• Task instructions:
Select, from the material below, each line with "data" in it.

• Exercise input:
>>>>

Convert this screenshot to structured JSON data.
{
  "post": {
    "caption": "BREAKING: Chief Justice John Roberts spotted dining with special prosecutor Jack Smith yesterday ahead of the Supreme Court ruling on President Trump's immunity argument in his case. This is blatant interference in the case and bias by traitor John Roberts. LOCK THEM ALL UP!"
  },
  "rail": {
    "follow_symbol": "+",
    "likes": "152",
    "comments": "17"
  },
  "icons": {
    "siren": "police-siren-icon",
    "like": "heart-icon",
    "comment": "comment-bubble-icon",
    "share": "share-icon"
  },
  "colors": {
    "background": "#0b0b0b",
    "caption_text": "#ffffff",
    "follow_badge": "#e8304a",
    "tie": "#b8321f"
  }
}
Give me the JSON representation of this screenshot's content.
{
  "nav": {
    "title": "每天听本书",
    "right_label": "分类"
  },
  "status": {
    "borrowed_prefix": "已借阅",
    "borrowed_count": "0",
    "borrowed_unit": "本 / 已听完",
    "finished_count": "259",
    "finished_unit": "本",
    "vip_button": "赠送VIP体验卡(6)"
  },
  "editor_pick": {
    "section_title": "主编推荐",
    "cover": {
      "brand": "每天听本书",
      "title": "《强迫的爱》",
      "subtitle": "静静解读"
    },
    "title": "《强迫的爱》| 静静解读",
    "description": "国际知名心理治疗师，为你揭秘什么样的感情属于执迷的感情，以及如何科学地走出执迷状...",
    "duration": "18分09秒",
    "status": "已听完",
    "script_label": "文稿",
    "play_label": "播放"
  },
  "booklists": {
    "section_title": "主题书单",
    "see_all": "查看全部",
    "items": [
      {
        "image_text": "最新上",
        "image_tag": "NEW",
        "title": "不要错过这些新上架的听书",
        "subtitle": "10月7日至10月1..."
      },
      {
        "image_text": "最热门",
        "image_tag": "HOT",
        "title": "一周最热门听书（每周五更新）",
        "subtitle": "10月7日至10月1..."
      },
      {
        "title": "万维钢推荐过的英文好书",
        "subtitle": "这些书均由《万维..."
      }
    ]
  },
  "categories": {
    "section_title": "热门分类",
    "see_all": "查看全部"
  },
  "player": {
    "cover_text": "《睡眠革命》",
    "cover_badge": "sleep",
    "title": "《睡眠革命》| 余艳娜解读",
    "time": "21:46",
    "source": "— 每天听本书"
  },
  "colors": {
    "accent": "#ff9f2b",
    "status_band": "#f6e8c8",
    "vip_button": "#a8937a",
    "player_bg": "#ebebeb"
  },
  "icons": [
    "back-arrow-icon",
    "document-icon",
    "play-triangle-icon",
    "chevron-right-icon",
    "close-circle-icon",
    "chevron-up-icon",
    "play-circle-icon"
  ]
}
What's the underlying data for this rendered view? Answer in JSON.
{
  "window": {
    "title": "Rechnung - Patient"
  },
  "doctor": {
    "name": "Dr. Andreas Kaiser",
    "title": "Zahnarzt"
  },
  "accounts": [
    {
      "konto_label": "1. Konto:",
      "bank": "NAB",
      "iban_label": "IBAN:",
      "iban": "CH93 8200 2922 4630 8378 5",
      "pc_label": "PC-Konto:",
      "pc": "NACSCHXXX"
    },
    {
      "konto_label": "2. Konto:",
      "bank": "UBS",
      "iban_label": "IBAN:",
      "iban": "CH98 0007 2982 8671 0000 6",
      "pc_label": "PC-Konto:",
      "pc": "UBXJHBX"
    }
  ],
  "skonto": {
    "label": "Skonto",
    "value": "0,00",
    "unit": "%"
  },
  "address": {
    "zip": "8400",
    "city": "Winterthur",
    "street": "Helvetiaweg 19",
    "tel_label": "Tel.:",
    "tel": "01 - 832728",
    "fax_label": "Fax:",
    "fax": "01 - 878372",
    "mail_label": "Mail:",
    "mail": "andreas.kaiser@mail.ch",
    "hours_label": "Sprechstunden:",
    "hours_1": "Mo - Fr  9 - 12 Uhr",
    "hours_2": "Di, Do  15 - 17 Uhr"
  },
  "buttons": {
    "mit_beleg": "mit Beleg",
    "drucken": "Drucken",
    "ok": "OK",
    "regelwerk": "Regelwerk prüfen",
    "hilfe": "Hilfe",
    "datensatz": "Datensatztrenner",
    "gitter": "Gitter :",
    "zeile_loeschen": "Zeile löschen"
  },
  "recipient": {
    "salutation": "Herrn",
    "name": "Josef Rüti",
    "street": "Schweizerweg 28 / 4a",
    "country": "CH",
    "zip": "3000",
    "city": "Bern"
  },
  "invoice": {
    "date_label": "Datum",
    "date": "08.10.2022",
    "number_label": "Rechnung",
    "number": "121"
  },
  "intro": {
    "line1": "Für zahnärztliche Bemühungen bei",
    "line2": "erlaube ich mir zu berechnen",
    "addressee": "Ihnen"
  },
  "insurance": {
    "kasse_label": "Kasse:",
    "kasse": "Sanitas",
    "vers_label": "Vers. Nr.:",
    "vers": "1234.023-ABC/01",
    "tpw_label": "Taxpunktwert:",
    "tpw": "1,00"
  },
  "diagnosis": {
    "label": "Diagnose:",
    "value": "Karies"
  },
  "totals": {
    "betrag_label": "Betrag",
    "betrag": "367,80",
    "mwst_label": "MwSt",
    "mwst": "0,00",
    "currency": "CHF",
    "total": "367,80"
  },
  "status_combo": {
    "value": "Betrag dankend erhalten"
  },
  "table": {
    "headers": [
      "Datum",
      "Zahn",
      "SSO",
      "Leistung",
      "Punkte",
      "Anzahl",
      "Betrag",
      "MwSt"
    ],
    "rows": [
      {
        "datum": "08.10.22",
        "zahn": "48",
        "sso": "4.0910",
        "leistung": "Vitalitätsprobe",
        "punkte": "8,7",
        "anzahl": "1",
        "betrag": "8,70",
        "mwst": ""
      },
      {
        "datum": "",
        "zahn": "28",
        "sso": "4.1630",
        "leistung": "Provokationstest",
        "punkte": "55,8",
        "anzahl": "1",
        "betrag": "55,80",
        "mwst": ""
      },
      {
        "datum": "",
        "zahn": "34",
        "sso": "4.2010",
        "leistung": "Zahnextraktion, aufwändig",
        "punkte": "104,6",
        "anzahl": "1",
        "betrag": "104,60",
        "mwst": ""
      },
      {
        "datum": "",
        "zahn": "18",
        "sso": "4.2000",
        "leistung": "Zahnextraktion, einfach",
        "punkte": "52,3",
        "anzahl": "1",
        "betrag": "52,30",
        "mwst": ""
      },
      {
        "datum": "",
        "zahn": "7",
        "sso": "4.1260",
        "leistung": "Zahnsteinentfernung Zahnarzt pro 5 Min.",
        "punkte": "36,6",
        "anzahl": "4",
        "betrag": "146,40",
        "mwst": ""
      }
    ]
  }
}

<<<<

• Written response:
Convert this screenshot to structured JSON data.
What's the underlying data for this rendered view? Answer in JSON.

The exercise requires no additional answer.